PROBLEM:
For the records that follow, return only the count of lines containing the string "Erin".

━━━━━ THE INPUT ━━━━━

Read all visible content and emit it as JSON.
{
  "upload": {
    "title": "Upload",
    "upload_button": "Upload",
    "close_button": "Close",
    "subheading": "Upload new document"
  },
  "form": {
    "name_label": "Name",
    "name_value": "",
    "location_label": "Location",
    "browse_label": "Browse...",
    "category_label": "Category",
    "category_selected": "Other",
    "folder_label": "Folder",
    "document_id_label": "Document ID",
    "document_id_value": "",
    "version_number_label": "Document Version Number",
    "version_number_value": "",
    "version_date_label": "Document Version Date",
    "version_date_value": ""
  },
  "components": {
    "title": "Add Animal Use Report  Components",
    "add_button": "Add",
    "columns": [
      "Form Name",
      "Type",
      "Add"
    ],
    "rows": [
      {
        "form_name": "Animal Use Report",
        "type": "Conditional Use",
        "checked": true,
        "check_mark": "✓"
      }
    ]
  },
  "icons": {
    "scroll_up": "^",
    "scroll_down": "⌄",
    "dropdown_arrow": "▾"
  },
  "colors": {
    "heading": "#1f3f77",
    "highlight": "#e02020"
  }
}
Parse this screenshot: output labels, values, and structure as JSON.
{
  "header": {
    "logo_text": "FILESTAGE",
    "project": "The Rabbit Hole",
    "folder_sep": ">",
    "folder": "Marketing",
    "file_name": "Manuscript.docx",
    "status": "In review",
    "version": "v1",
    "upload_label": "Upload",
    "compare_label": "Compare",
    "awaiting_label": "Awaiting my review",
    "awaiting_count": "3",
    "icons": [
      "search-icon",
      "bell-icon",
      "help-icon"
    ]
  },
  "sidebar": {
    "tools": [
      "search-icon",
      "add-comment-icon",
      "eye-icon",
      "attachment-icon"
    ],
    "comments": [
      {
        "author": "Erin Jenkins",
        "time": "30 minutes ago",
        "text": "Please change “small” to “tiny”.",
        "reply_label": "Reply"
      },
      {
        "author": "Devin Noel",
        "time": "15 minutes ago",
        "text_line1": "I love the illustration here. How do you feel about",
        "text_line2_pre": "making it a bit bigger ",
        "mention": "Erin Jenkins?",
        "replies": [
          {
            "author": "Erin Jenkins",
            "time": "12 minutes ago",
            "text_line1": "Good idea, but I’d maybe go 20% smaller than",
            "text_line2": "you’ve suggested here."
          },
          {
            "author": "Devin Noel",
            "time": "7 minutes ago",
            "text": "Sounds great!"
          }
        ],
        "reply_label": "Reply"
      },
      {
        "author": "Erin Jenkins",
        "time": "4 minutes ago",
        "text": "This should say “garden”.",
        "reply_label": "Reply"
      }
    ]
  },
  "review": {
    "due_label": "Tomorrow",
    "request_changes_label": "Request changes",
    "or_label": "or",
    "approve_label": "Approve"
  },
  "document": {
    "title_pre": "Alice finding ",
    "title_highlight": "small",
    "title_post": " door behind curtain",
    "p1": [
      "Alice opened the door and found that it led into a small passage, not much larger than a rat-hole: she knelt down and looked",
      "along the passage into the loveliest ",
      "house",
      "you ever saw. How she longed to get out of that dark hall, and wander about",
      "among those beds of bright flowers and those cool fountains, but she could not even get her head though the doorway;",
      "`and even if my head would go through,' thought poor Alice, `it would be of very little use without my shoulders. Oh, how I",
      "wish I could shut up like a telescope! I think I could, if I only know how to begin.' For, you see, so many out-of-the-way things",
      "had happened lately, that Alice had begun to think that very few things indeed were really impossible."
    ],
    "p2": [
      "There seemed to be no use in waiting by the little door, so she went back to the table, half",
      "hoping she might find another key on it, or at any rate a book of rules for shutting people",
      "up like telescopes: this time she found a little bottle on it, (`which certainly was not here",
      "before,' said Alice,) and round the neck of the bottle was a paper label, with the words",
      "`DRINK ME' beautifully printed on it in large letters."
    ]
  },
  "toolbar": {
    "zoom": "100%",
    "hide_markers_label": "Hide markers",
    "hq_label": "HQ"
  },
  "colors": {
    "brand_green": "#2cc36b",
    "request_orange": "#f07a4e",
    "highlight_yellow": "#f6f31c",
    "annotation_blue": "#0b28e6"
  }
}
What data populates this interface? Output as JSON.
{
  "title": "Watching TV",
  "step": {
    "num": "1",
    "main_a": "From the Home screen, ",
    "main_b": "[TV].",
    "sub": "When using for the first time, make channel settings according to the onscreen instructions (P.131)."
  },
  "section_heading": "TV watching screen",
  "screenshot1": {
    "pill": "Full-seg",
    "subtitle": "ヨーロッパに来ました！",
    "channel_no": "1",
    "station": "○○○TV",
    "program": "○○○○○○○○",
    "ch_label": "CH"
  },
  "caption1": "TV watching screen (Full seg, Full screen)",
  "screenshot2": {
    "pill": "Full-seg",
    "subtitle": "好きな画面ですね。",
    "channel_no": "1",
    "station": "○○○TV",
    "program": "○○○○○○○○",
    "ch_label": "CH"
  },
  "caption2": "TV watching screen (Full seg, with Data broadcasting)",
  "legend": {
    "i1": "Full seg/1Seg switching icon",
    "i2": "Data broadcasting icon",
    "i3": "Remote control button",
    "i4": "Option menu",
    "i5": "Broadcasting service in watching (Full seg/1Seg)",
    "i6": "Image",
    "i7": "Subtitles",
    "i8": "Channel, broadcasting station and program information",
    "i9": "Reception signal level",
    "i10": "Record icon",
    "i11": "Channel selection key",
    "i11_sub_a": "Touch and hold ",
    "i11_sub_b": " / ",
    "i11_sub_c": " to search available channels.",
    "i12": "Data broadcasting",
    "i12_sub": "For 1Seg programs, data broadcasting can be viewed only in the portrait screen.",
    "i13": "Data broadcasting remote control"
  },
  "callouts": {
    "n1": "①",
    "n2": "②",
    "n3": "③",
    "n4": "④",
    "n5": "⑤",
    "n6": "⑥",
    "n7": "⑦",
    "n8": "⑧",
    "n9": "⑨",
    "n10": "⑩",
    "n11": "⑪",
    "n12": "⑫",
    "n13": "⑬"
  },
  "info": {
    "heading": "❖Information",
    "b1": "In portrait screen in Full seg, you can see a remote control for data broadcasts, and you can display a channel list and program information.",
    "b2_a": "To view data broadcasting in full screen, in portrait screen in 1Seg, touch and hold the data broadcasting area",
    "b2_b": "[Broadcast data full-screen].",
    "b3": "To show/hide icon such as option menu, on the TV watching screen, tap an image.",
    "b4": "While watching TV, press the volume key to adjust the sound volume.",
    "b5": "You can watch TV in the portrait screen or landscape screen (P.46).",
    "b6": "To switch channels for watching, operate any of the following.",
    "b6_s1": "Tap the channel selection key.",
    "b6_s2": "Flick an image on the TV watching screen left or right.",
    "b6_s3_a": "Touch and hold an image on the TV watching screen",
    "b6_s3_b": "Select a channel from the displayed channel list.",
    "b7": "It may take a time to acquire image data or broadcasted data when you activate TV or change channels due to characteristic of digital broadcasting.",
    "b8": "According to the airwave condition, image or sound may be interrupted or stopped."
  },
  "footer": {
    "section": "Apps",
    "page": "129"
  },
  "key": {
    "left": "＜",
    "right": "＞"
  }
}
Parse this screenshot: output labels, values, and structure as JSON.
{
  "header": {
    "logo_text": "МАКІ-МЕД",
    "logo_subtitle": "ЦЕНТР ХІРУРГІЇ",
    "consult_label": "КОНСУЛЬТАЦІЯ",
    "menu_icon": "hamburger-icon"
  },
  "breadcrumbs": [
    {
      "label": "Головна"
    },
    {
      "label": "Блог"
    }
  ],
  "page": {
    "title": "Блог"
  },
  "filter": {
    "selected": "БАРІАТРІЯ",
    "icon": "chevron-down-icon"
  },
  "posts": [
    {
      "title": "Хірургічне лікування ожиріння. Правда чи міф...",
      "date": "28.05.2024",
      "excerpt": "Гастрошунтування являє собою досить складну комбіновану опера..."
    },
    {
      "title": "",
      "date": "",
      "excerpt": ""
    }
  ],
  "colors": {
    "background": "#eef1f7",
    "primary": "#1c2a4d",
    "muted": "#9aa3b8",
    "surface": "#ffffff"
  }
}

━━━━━

RESULT FOR THIS EXERCISE:
4